Miscanthus sinensis ‘Strictus’ is a tall, elegant, grass which is very similar to the more widely known Miscanthus ‘Zebrinus’ (aka ‘Zebra Grass’), only this variety is more upright and harder to find!  Like Zebrinus, it has unusual creamy yellow bands on its leaves making it a really striking plant to grow [NB: these bands are temperature dependent and usually only appear after mid-summer]. Silky panicles of pale pink flowers appear in August to September turning to silvery seed heads that last well through winter.

Miscanthus strictus

Miscanthus Strictus grows up to 2m+ in height, making an excellent specimen plant and also looking very dramatic grown in groups towards the back of the border.  The pale stripes can suffer from scorch if grown in full sun so this grass is best grown in light shade where it makes a perfect backdrop for Cannas.
Growing tips: This is a fully hardy deciduous grass and should be cut back to the ground in late winter before new growth appears.

Fatsia Japonica is an oldie but goodie, and this hardy, handsome, tropical looking evergreen shrub continues to enjoy well-deserved popularity.

fatsia

The huge, glossy, palmate leaves provide instant architectural interest and contrast in any aspect from full sun to deep shade while in autumn exotic looking panicles of creamy white, spherical flowers are produced, often followed by round black fruits.

fatsia variegated

Other varieties of Fatsia include Fatsia japonica ‘Variegata’ (no surprises for guessing it has variegated leaves!) and a newer very attractive variety called Fatsia japonica ‘Spider’s Web’ which has unusual speckled white markings on the leaves.
Garden tips: Frost hardy and extremely easy to care for, Fatsia Japonica requires little or no pruning or attention of any kind once established.  Its only requirement is adequate space as it has a potential height and spread of 4m, although it can be kept happily to about half of this with regular pruning.

Another plant grown as much for its foliage as its flowers is Euphorbia Mellifera – the bright green leaves with their central white stripe contrast brilliantly with those of Fatsia Japonica.

Euphorbia mellifera

This magnificent Euphorbia has a naturally domed form (up to 2m high & wide) and makes a strikingly tropical statement in the border in full sun or partial shade.  The leaves are arranged in whorls around stiff stems that produce bronze tinted, honey scented flowers at their tips in spring (hence its common name of ‘honey spurge’).
Garden tips: Euphorbia Mellifera prefers a well-drained soil, will thrive best in a fairly sunny, sheltered spot and may require winter protection in colder areas.  Cut back faded flower stems in autumn.

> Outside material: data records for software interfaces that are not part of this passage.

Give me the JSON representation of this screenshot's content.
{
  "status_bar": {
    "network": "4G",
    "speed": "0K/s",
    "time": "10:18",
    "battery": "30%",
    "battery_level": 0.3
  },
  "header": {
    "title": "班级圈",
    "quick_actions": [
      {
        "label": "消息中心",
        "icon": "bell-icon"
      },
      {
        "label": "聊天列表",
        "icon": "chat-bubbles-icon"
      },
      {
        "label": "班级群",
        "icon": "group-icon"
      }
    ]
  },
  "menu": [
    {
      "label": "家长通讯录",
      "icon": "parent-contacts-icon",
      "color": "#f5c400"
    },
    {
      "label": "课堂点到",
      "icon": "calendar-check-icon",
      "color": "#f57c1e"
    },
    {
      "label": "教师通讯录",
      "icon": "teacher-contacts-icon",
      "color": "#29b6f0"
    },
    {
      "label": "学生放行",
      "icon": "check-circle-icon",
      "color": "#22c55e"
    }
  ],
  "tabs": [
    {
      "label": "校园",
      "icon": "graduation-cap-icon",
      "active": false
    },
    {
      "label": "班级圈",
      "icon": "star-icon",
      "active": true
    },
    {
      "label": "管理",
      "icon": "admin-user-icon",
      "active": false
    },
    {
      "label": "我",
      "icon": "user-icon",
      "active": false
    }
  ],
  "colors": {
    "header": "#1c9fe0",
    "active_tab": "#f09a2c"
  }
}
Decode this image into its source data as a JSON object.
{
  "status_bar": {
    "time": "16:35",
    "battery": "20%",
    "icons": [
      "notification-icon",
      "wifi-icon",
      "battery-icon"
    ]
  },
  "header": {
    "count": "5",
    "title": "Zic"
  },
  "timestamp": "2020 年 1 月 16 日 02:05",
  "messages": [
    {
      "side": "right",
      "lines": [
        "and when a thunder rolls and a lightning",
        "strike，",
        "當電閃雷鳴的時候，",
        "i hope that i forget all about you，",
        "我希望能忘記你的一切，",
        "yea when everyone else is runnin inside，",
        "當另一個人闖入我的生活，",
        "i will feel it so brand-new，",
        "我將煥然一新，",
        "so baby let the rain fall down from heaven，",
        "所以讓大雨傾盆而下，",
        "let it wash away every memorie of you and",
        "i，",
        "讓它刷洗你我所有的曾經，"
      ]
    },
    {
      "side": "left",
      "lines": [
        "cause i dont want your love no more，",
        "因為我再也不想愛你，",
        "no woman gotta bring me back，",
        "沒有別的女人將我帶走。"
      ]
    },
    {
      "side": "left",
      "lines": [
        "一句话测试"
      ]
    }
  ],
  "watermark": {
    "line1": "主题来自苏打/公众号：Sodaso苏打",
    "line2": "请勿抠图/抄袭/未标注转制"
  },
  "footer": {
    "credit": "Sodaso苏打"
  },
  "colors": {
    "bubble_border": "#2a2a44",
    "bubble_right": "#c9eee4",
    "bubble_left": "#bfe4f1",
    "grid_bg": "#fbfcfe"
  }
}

Melianthus major is a plant with quite stunningly beautiful foliage that make it a really wonderful specimen plant for a sunny tropical planting.  The leaves emerge quite late in the spring, but are well worth waiting for: up to 50cm long, they are a lovely soft glaucous grey/green in colour with stunningly crisp serrations at the edges.

Melianthus major

In hot summers curious bronze red tubular flowers may appear between May and July, but it’s really the foliage that’s the star turn.  After the spring growth there’s a bit of a lull until late summer when the plant puts on another spurt and can reach a height of 1.5-2m.
Growing tips: Prefers a sunny aspect on reasonably fertile, well-drained soil and a good mulch of organic material such as well-rotted manure in spring .  Although it is a shrub, treat Melianthus major as a perennial for best results, cutting the stems back to two or three buds in spring to prevent it getting leggy.  It is not fully frost hardy and requires protection from frost with a dry straw or bracken mulch in late autumn.  If it does get knocked back by frost, don’t panic!  Chances are it will reappear in spring if the winter isn’t too harsh.